BEGIN INFORMATION PROVIDED

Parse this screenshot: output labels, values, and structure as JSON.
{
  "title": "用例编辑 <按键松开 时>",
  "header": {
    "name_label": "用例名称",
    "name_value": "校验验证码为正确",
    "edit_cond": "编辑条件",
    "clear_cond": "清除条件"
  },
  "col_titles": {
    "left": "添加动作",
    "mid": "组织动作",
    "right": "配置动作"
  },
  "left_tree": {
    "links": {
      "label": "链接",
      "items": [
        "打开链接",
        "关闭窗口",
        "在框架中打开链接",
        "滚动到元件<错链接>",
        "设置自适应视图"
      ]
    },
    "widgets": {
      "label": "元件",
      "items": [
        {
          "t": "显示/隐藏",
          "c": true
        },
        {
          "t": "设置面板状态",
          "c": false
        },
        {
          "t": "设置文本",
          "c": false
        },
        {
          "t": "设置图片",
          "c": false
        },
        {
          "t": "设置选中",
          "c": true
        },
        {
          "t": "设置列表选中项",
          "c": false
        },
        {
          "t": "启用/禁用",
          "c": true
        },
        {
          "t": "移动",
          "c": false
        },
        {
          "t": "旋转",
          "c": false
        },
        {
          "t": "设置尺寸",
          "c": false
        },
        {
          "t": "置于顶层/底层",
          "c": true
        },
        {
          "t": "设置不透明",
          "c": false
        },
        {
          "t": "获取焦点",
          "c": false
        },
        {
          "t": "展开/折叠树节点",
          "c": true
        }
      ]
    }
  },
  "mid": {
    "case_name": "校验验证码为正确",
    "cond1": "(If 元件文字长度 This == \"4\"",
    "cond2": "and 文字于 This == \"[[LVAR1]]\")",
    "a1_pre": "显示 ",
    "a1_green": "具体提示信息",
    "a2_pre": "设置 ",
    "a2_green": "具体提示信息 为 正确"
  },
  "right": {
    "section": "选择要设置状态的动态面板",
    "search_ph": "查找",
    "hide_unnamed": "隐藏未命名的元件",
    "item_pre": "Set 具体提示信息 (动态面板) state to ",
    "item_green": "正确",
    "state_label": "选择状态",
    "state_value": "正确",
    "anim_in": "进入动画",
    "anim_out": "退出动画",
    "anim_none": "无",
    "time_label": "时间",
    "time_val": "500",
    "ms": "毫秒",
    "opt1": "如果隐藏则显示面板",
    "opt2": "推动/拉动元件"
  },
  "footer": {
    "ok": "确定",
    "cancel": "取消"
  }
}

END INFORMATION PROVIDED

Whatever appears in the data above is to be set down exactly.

Parse this screenshot: output labels, values, and structure as JSON.
{
  "title": "用例编辑 <按键松开 时>",
  "header": {
    "name_label": "用例名称",
    "name_value": "校验验证码为正确",
    "edit_cond": "编辑条件",
    "clear_cond": "清除条件"
  },
  "col_titles": {
    "left": "添加动作",
    "mid": "组织动作",
    "right": "配置动作"
  },
  "left_tree": {
    "links": {
      "label": "链接",
      "items": [
        "打开链接",
        "关闭窗口",
        "在框架中打开链接",
        "滚动到元件<错链接>",
        "设置自适应视图"
      ]
    },
    "widgets": {
      "label": "元件",
      "items": [
        {
          "t": "显示/隐藏",
          "c": true
        },
        {
          "t": "设置面板状态",
          "c": false
        },
        {
          "t": "设置文本",
          "c": false
        },
        {
          "t": "设置图片",
          "c": false
        },
        {
          "t": "设置选中",
          "c": true
        },
        {
          "t": "设置列表选中项",
          "c": false
        },
        {
          "t": "启用/禁用",
          "c": true
        },
        {
          "t": "移动",
          "c": false
        },
        {
          "t": "旋转",
          "c": false
        },
        {
          "t": "设置尺寸",
          "c": false
        },
        {
          "t": "置于顶层/底层",
          "c": true
        },
        {
          "t": "设置不透明",
          "c": false
        },
        {
          "t": "获取焦点",
          "c": false
        },
        {
          "t": "展开/折叠树节点",
          "c": true
        }
      ]
    }
  },
  "mid": {
    "case_name": "校验验证码为正确",
    "cond1": "(If 元件文字长度 This == \"4\"",
    "cond2": "and 文字于 This == \"[[LVAR1]]\")",
    "a1_pre": "显示 ",
    "a1_green": "具体提示信息",
    "a2_pre": "设置 ",
    "a2_green": "具体提示信息 为 正确"
  },
  "right": {
    "section": "选择要设置状态的动态面板",
    "search_ph": "查找",
    "hide_unnamed": "隐藏未命名的元件",
    "item_pre": "Set 具体提示信息 (动态面板) state to ",
    "item_green": "正确",
    "state_label": "选择状态",
    "state_value": "正确",
    "anim_in": "进入动画",
    "anim_out": "退出动画",
    "anim_none": "无",
    "time_label": "时间",
    "time_val": "500",
    "ms": "毫秒",
    "opt1": "如果隐藏则显示面板",
    "opt2": "推动/拉动元件"
  },
  "footer": {
    "ok": "确定",
    "cancel": "取消"
  }
}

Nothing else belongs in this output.